Pro-bono work has a lot of pros. Work for nonprofits can feel a lot more heartwarming than for-profit projects. You’ll often be given more creative control in your design. Pro-bono work can be a quick way to build a portfolio, and can sometimes lead to paid work within the same agency, or be leveraged as marketing leading to good paid work elsewhere.

No one wants their business life to look like a scene from a horror movie. Instead of a garlic necklace, arm yourself with a clear mission, a defined giving limit, an application process and the other strategies outlined above. Instead of pulling the blankets over your head, come out into the light of day, and bravely say yes to pro-bono work.

Nigel Marsh: How to make work-life balance work

Many of the people I mentor sign up for coaching with me to improve their work-life balance. This talk by Nigel Marsh speaks to everything I believe in when it comes to doing just that. Take a 10 minute break and listen to this inspiring talk.


OK, this may not be the healthiest recipe from my kitchen but it is the holiday season and this cake is so easy to bake, you'll kick yourself for not making it sooner. This is by far one of the most baked cakes in my kitchen. By now, I know this recipe by heart ... It's a hit at every dinner party and will last for days to enjoy. Just the right kind of snack with your afternoon coffee or tea. 

Prep time: around 20 minutes

Bake time: 50 minutes at 350 degrees F



2 cups Granny Smith green apples - peeled, cored and diced
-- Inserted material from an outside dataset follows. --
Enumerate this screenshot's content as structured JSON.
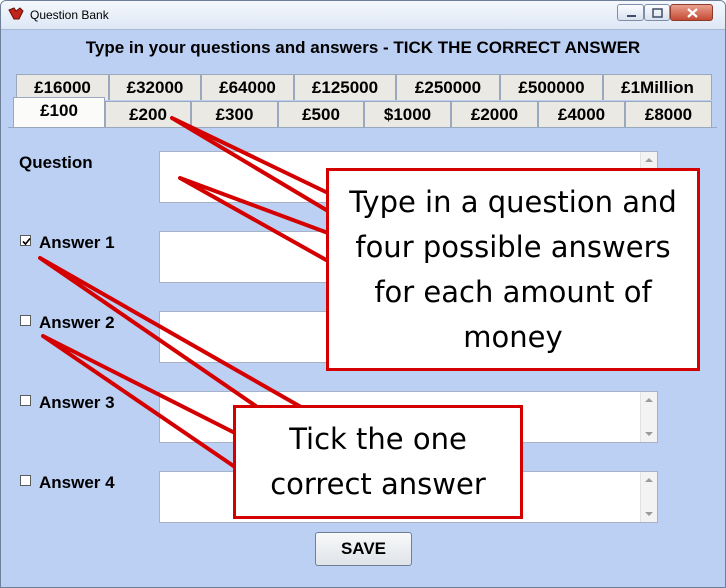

1 tablespoon white sugar

1 teaspoon ground cinnamon

3 cups all-purpose flour

3 teaspoons baking powder

1/2 teaspoon salt

2 cups white sugar

1 cup vegetable oil

1/4 cup orange juice

2 1/2 teaspoons vanilla extract

4 eggs

1 cup raisins 

1/4 cup confectioners' sugar for dusting



Preheat oven to 350 degrees F (175 degrees C). Grease and flour a 10 inch Bundt or tube pan. In a medium bowl, combine the diced apples, 1 tablespoon white sugar and 1 teaspoon cinnamon; set aside. Sift together the flour, baking powder and salt; set aside.

In a large bowl, combine 2 cups white sugar, oil, orange juice, vanilla and eggs. Beat at high speed until smooth. Stir in flour mixture. Fold in chopped walnuts. 

Pour 1/2 of the batter into prepared pan. Cover the batter layer with the apple mixture and sprinkle the raisins on top of the apples. Pour the remainder of the batter on the apple layer and spread evenly. 

Bake in preheated oven for 50 minutes (to check if the cake is done stick a butter knife or wooden skwer into the middle part. If the knife come out dry, the cake is done!)

Let cool in pan for 10 minutes, then turn out onto a wire rack and cool completely. 

Sprinkle with confectioners' sugar.

Take a bite and beware, you will find yourself making uncontrollable yummy sounds.